_What to produce_
For the entries below, report the number of lines where the string "проспект" appears, and only that number.

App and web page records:

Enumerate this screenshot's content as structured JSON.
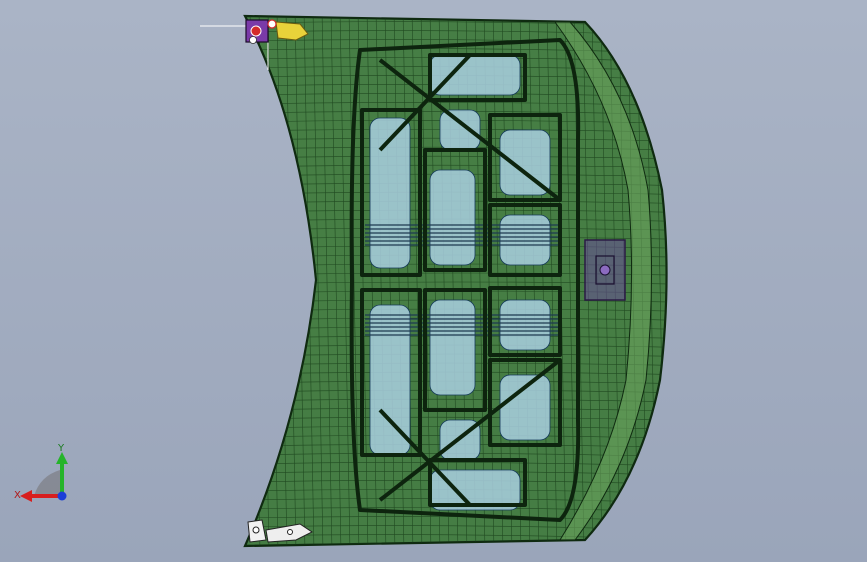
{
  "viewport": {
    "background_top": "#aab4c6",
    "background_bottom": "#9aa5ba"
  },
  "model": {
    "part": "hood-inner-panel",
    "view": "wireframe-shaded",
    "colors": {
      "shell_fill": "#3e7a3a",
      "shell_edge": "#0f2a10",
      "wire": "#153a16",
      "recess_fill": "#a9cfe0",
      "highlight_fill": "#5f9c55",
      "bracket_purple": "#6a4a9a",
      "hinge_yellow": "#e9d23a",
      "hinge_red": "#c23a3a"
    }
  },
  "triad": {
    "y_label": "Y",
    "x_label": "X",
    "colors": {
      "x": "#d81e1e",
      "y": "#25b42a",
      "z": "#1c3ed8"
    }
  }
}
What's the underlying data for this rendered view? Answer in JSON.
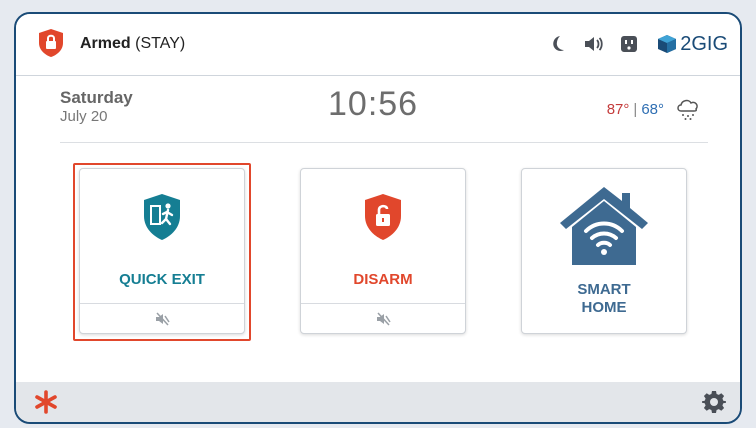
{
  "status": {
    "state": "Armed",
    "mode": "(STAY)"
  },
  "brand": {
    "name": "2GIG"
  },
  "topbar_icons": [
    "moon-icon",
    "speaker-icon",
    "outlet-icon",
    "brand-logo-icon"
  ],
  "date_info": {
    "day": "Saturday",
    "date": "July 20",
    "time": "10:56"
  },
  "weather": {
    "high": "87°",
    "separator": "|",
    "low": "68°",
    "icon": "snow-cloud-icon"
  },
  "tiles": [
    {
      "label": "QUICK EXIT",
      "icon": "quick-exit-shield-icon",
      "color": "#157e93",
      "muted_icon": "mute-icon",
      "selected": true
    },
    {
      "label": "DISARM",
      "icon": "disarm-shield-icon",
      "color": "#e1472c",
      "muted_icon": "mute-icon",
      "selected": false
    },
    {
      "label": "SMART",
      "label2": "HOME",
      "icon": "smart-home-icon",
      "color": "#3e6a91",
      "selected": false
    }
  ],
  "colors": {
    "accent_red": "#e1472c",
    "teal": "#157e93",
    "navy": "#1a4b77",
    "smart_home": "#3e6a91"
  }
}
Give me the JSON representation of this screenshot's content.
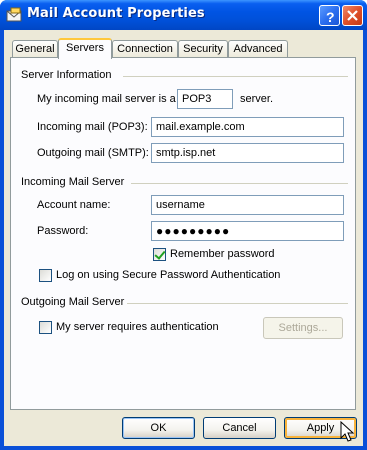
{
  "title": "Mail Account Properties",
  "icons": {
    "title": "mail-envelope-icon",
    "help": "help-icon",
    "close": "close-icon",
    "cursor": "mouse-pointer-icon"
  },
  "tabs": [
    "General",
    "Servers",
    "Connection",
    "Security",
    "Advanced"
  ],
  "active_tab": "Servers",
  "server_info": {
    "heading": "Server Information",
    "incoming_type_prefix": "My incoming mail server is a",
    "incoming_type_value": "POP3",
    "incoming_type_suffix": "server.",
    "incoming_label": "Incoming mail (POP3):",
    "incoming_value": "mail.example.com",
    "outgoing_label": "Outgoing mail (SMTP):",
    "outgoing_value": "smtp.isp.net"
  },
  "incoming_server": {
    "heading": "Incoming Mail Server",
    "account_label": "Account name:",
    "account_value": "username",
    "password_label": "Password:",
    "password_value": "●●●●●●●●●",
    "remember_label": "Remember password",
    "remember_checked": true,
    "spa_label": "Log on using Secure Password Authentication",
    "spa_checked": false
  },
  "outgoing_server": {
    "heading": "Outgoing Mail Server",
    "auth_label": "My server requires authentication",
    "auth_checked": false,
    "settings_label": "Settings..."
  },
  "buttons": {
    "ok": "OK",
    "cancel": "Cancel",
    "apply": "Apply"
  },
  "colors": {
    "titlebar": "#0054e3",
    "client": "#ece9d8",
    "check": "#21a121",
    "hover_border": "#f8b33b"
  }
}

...

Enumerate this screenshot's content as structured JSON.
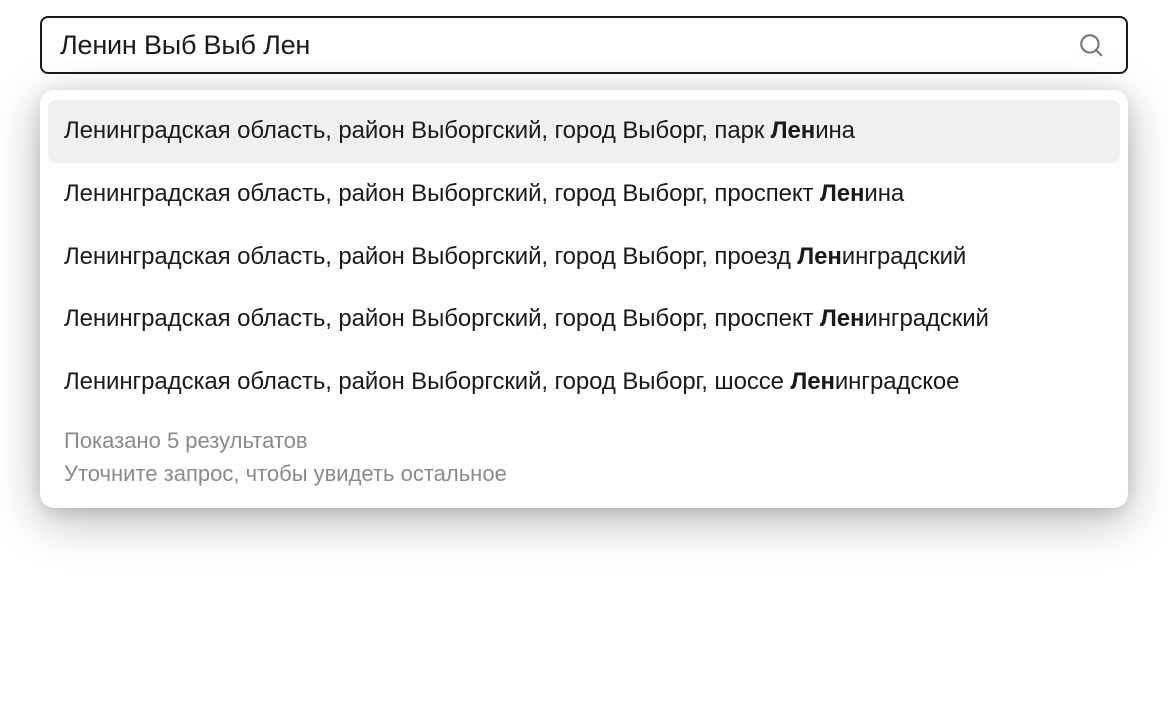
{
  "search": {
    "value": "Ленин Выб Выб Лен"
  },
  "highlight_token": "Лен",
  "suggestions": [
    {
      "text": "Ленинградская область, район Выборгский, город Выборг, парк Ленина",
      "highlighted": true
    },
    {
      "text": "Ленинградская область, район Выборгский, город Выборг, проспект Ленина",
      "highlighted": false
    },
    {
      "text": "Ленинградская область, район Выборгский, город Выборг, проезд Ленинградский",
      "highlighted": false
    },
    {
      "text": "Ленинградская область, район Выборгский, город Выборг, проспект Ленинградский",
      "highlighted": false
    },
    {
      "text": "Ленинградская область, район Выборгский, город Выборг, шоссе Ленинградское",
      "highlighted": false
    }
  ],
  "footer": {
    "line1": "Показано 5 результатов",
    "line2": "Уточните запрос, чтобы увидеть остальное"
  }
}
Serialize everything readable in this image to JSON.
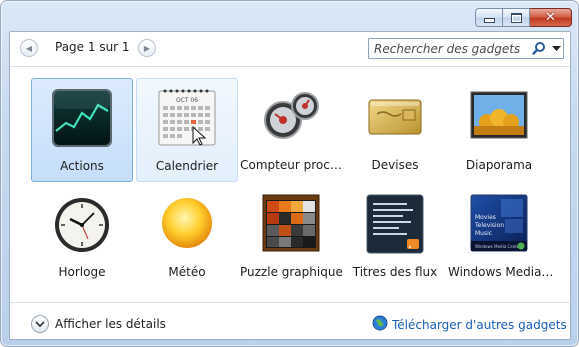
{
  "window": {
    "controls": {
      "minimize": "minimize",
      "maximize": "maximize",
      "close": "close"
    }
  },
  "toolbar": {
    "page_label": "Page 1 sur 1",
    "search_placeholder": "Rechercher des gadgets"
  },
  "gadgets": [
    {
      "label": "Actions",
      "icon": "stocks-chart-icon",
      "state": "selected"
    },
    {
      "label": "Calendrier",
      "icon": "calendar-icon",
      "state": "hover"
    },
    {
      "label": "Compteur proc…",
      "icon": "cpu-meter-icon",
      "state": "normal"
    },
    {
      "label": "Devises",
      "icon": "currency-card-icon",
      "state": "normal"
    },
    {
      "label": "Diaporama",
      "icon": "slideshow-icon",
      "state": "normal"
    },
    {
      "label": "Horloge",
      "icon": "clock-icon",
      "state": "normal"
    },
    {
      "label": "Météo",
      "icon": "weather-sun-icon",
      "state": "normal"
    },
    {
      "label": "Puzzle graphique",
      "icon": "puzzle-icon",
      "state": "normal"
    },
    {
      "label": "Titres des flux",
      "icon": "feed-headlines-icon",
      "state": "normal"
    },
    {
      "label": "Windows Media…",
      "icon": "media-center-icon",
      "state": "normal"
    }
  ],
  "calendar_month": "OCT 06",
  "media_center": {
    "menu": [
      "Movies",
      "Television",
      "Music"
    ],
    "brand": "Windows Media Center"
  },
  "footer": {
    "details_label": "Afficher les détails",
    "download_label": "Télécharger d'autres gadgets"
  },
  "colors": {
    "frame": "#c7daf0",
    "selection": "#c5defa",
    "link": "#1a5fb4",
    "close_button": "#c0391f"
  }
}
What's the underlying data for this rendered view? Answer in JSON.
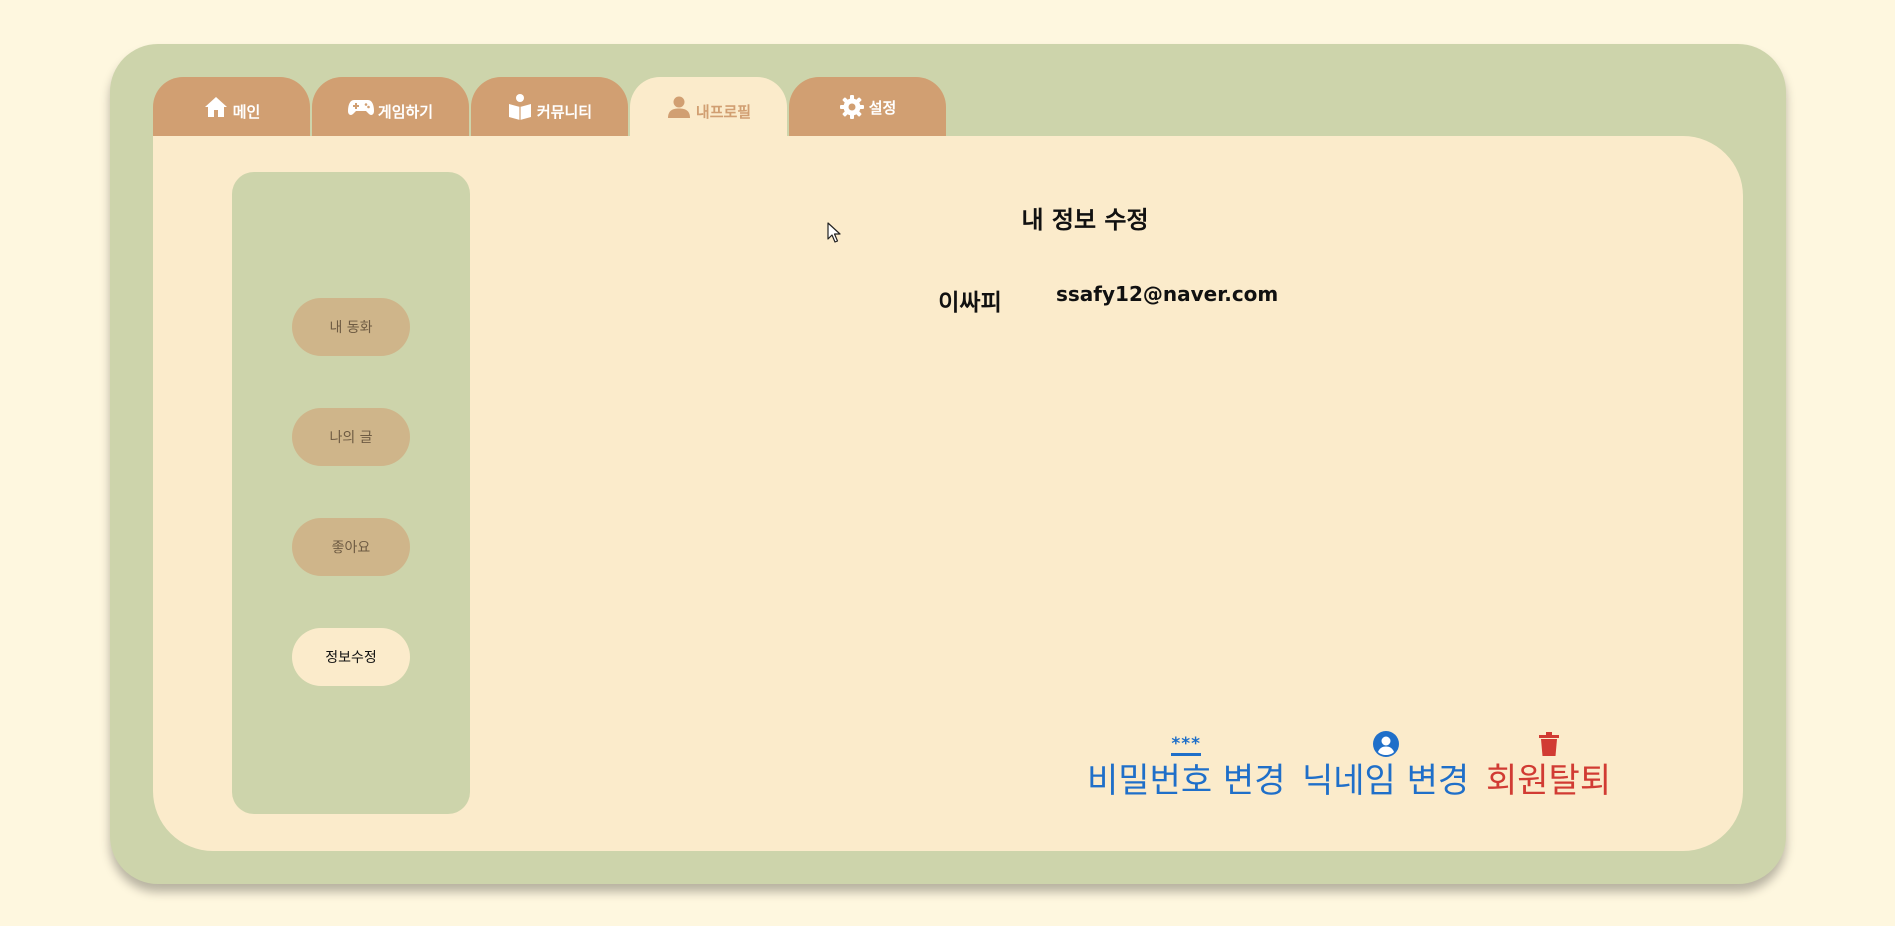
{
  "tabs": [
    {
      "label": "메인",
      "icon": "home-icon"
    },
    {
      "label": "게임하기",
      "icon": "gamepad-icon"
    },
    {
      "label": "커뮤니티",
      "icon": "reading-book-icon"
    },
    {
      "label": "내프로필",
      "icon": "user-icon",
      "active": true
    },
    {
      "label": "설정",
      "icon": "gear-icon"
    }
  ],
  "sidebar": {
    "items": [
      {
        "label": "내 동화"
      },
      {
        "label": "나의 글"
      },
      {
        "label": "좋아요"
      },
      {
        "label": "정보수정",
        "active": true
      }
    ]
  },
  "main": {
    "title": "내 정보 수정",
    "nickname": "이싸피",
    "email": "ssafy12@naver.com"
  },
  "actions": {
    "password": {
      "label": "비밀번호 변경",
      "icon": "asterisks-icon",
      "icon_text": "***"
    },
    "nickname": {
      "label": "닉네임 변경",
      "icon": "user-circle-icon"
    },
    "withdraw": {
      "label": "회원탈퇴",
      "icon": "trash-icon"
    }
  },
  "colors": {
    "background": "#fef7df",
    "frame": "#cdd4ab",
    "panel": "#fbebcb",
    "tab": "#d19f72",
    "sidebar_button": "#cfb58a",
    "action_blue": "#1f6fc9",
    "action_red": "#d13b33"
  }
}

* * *

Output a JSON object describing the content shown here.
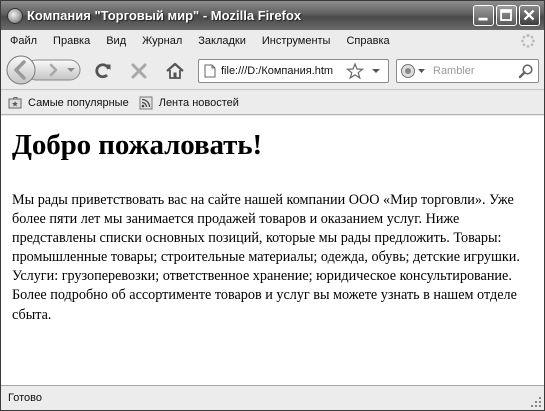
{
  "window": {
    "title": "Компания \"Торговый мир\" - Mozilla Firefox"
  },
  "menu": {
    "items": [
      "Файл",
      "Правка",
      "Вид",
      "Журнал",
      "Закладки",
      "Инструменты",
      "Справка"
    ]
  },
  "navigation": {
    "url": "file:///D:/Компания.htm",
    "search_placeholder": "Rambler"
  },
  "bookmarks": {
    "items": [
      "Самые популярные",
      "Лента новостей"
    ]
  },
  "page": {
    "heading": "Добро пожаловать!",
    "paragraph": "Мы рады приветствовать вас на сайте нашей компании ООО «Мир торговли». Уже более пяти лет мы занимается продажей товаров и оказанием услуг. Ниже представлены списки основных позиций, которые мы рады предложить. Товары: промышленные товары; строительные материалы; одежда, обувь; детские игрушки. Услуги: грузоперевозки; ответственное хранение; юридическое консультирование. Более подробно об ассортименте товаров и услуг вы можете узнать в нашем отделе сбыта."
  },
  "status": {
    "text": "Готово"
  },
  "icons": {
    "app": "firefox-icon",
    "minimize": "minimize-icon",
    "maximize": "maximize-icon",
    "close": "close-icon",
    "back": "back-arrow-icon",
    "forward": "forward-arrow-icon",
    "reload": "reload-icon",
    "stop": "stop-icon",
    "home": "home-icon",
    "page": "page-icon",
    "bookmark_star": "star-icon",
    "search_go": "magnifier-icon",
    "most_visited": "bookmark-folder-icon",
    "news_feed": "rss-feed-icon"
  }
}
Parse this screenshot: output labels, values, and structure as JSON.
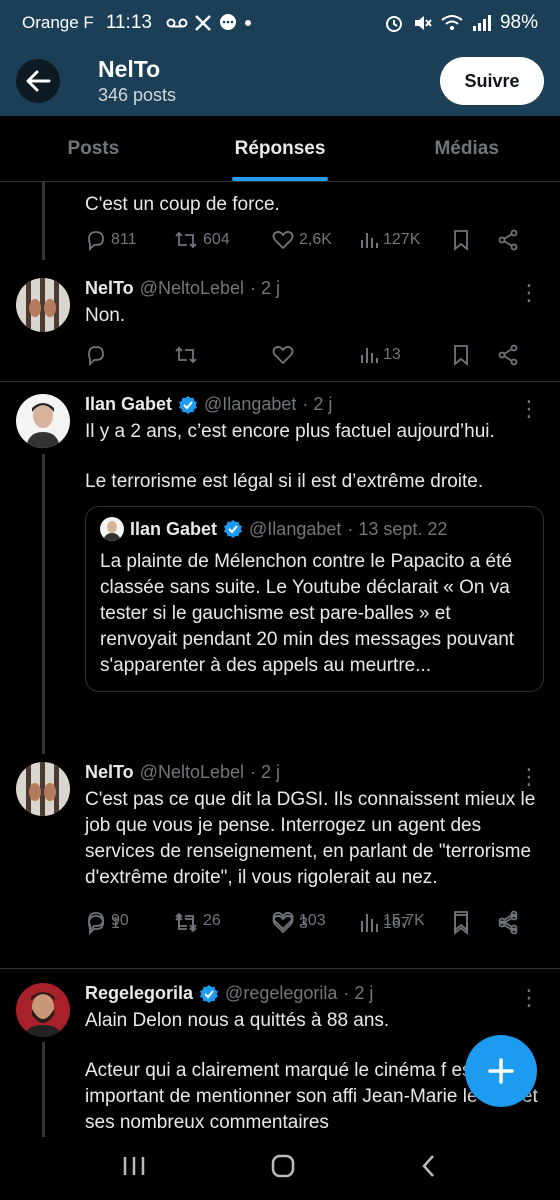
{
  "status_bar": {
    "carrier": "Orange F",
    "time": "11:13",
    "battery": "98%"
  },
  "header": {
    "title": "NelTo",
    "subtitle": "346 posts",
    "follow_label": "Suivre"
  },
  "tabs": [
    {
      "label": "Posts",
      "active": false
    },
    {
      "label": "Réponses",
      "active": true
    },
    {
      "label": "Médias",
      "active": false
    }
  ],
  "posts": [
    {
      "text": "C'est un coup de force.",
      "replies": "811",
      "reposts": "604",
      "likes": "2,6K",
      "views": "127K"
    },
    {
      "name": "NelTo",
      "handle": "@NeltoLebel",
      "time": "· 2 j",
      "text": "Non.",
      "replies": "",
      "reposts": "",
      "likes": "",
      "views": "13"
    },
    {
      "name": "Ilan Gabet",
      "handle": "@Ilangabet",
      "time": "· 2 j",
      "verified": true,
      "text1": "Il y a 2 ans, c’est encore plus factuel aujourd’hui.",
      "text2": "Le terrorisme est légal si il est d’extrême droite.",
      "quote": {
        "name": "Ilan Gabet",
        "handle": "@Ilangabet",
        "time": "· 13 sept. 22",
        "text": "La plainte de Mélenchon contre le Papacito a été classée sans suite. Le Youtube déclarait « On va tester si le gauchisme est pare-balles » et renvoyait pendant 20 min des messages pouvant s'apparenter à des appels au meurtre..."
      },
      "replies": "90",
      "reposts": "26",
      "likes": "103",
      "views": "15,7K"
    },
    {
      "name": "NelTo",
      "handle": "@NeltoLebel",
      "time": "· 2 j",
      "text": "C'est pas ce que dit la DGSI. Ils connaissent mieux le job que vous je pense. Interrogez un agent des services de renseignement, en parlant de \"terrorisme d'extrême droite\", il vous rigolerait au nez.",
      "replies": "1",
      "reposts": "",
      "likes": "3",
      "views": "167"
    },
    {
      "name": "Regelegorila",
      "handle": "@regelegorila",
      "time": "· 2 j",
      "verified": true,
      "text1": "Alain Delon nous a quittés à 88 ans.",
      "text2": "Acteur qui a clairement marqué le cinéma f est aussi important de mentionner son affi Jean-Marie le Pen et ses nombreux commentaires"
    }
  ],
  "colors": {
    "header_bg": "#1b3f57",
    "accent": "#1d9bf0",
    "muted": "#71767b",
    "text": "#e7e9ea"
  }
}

_Solution for this task_
2